■ WORK REQUIRED
Gather all lines in the entries that include the word "title".

■ ENTRIES PROVIDED
= Beginning of Section =

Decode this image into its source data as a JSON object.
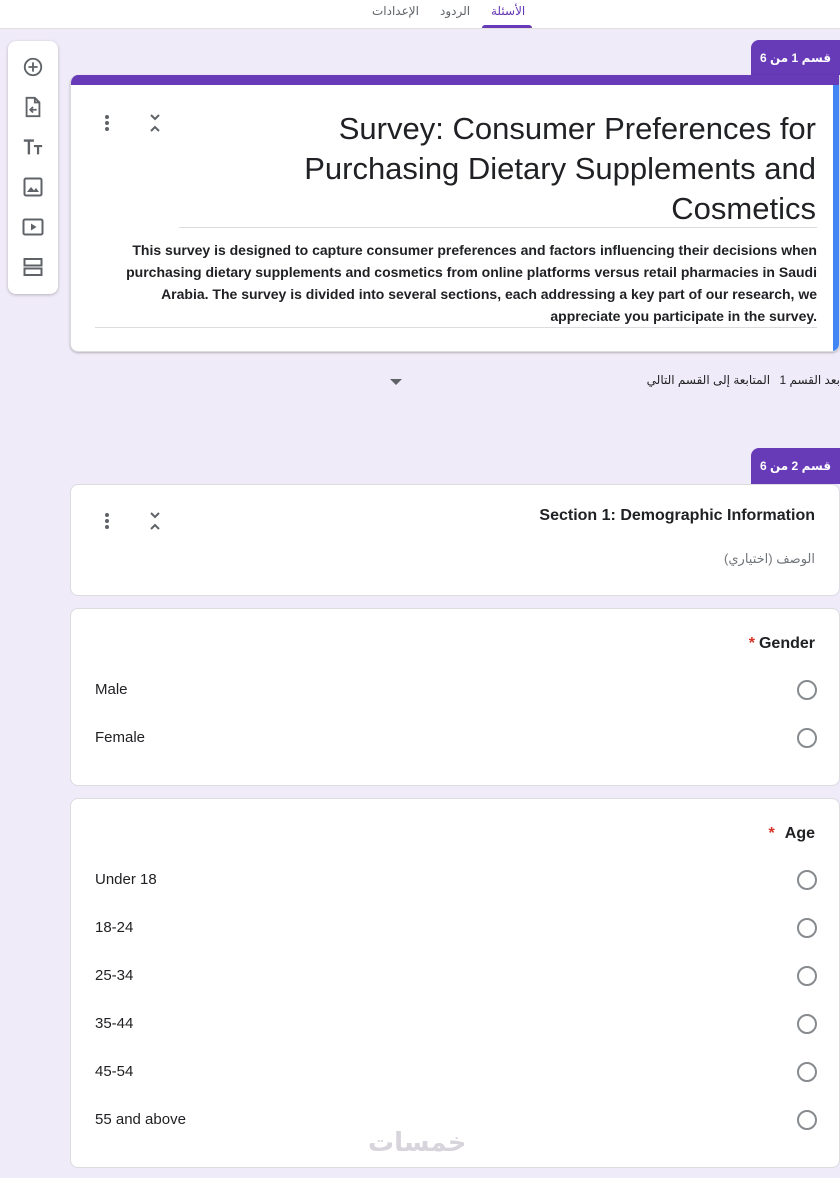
{
  "tabs": [
    {
      "label": "الأسئلة",
      "active": true
    },
    {
      "label": "الردود",
      "active": false
    },
    {
      "label": "الإعدادات",
      "active": false
    }
  ],
  "toolbar": {
    "icons": [
      "add-question-icon",
      "import-questions-icon",
      "add-title-icon",
      "add-image-icon",
      "add-video-icon",
      "add-section-icon"
    ]
  },
  "sections": [
    {
      "tag": "قسم 1 من 6"
    },
    {
      "tag": "قسم 2 من 6"
    }
  ],
  "form": {
    "title": "Survey: Consumer Preferences for Purchasing Dietary Supplements and Cosmetics",
    "description": "This survey is designed to capture consumer preferences and factors influencing their decisions when purchasing dietary supplements and cosmetics from online platforms versus retail pharmacies in Saudi Arabia. The survey is divided into several sections, each addressing a key part of our research, we appreciate you participate in the survey."
  },
  "after_section": {
    "label": "بعد القسم 1",
    "value": "المتابعة إلى القسم التالي"
  },
  "section2": {
    "title": "Section 1: Demographic Information",
    "description_placeholder": "الوصف (اختياري)"
  },
  "questions": [
    {
      "title": "Gender",
      "required": "*",
      "options": [
        "Male",
        "Female"
      ]
    },
    {
      "title": "Age",
      "required": "*",
      "options": [
        "Under 18",
        "18-24",
        "25-34",
        "35-44",
        "45-54",
        "55 and above"
      ]
    }
  ],
  "watermark": "خمسات",
  "colors": {
    "accent": "#673ab7",
    "focus": "#4285f4",
    "required": "#d93025",
    "background": "#f0ebf8"
  }
}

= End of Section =

■ RESULT FOR THIS TASK
      "add-title-icon",
    "title": "Survey: Consumer Preferences for Purchasing Dietary Supplements and Cosmetics",
    "title": "Section 1: Demographic Information",
      "title": "Gender",
      "title": "Age",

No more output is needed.